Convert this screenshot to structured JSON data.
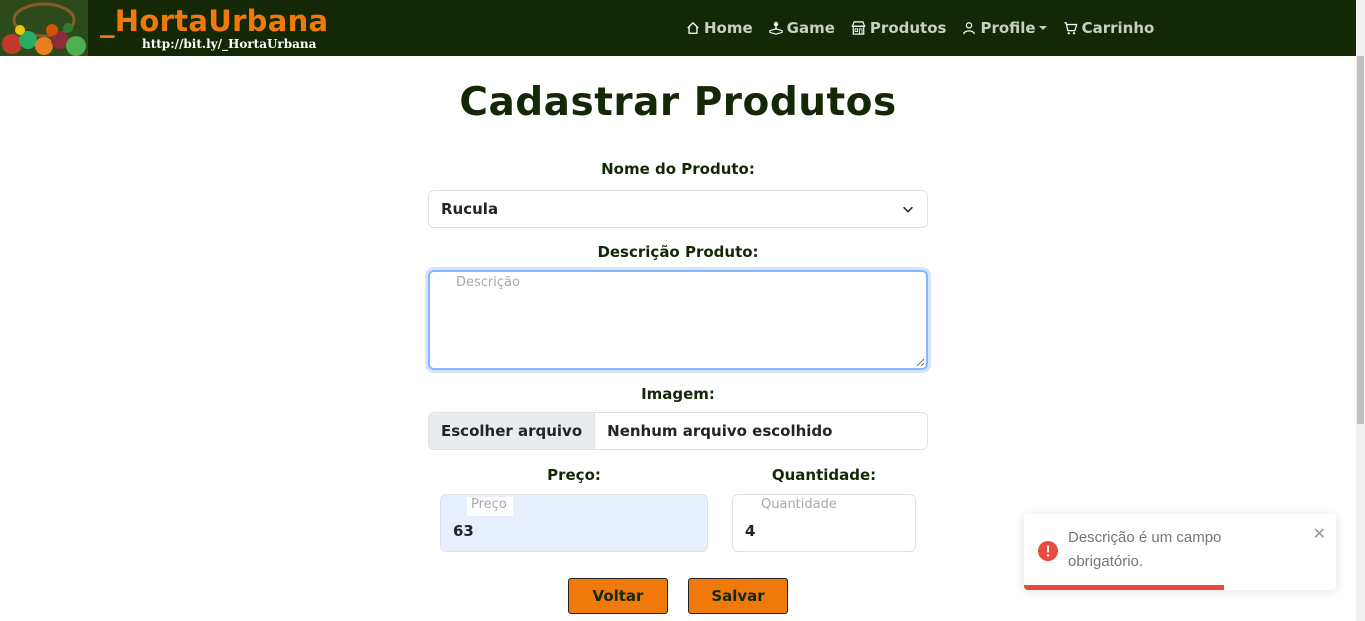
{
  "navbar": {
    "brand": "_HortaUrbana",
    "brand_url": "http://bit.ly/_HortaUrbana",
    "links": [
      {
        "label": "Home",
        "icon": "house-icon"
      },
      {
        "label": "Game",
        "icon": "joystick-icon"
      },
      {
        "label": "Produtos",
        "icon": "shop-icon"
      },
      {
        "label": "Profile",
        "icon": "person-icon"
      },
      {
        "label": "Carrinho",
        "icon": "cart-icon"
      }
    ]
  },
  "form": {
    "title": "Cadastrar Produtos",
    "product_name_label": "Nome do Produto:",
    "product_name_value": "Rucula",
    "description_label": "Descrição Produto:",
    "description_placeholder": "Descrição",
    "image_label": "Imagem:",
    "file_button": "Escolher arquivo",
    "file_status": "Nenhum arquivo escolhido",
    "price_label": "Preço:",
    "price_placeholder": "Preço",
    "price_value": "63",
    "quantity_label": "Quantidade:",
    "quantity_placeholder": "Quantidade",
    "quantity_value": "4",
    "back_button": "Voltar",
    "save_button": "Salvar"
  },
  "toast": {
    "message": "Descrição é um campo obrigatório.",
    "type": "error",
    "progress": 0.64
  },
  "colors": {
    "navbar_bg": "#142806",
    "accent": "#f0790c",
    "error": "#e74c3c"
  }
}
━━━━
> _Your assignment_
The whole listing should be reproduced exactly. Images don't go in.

> _Response below_
Convert this screenshot to structured JSON data.
{
  "navbar": {
    "brand": "_HortaUrbana",
    "brand_url": "http://bit.ly/_HortaUrbana",
    "links": [
      {
        "label": "Home",
        "icon": "house-icon"
      },
      {
        "label": "Game",
        "icon": "joystick-icon"
      },
      {
        "label": "Produtos",
        "icon": "shop-icon"
      },
      {
        "label": "Profile",
        "icon": "person-icon"
      },
      {
        "label": "Carrinho",
        "icon": "cart-icon"
      }
    ]
  },
  "form": {
    "title": "Cadastrar Produtos",
    "product_name_label": "Nome do Produto:",
    "product_name_value": "Rucula",
    "description_label": "Descrição Produto:",
    "description_placeholder": "Descrição",
    "image_label": "Imagem:",
    "file_button": "Escolher arquivo",
    "file_status": "Nenhum arquivo escolhido",
    "price_label": "Preço:",
    "price_placeholder": "Preço",
    "price_value": "63",
    "quantity_label": "Quantidade:",
    "quantity_placeholder": "Quantidade",
    "quantity_value": "4",
    "back_button": "Voltar",
    "save_button": "Salvar"
  },
  "toast": {
    "message": "Descrição é um campo obrigatório.",
    "type": "error",
    "progress": 0.64
  },
  "colors": {
    "navbar_bg": "#142806",
    "accent": "#f0790c",
    "error": "#e74c3c"
  }
}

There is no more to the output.